**EXERCISE OBJECTIVE:**
What you return should match the data below exactly, with every entry reproduced.

**LISTED ENTRIES:**
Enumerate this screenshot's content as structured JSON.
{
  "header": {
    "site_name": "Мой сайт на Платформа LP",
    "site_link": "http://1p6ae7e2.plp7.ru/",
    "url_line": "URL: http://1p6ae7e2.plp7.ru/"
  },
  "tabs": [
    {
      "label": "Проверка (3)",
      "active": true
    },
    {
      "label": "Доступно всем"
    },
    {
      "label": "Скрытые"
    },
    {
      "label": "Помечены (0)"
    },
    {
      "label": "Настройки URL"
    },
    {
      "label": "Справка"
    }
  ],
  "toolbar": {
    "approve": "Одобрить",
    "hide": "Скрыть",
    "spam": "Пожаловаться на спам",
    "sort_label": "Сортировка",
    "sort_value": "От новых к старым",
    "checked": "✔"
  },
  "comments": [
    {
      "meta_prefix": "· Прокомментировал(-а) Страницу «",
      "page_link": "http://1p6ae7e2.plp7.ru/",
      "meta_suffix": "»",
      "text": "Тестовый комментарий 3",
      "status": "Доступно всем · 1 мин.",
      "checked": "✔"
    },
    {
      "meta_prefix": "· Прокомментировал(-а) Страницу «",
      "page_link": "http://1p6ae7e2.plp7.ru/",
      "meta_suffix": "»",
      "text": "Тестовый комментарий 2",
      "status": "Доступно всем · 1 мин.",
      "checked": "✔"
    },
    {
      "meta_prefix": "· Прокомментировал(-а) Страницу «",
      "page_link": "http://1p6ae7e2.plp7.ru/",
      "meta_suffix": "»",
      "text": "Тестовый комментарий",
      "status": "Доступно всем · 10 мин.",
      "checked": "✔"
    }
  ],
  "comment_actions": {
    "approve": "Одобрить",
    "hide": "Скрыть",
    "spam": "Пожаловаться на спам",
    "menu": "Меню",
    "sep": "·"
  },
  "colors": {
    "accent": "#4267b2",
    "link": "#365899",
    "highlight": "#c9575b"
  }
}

**COMPLETED EXERCISE:**
Enumerate this screenshot's content as structured JSON.
{
  "header": {
    "site_name": "Мой сайт на Платформа LP",
    "site_link": "http://1p6ae7e2.plp7.ru/",
    "url_line": "URL: http://1p6ae7e2.plp7.ru/"
  },
  "tabs": [
    {
      "label": "Проверка (3)",
      "active": true
    },
    {
      "label": "Доступно всем"
    },
    {
      "label": "Скрытые"
    },
    {
      "label": "Помечены (0)"
    },
    {
      "label": "Настройки URL"
    },
    {
      "label": "Справка"
    }
  ],
  "toolbar": {
    "approve": "Одобрить",
    "hide": "Скрыть",
    "spam": "Пожаловаться на спам",
    "sort_label": "Сортировка",
    "sort_value": "От новых к старым",
    "checked": "✔"
  },
  "comments": [
    {
      "meta_prefix": "· Прокомментировал(-а) Страницу «",
      "page_link": "http://1p6ae7e2.plp7.ru/",
      "meta_suffix": "»",
      "text": "Тестовый комментарий 3",
      "status": "Доступно всем · 1 мин.",
      "checked": "✔"
    },
    {
      "meta_prefix": "· Прокомментировал(-а) Страницу «",
      "page_link": "http://1p6ae7e2.plp7.ru/",
      "meta_suffix": "»",
      "text": "Тестовый комментарий 2",
      "status": "Доступно всем · 1 мин.",
      "checked": "✔"
    },
    {
      "meta_prefix": "· Прокомментировал(-а) Страницу «",
      "page_link": "http://1p6ae7e2.plp7.ru/",
      "meta_suffix": "»",
      "text": "Тестовый комментарий",
      "status": "Доступно всем · 10 мин.",
      "checked": "✔"
    }
  ],
  "comment_actions": {
    "approve": "Одобрить",
    "hide": "Скрыть",
    "spam": "Пожаловаться на спам",
    "menu": "Меню",
    "sep": "·"
  },
  "colors": {
    "accent": "#4267b2",
    "link": "#365899",
    "highlight": "#c9575b"
  }
}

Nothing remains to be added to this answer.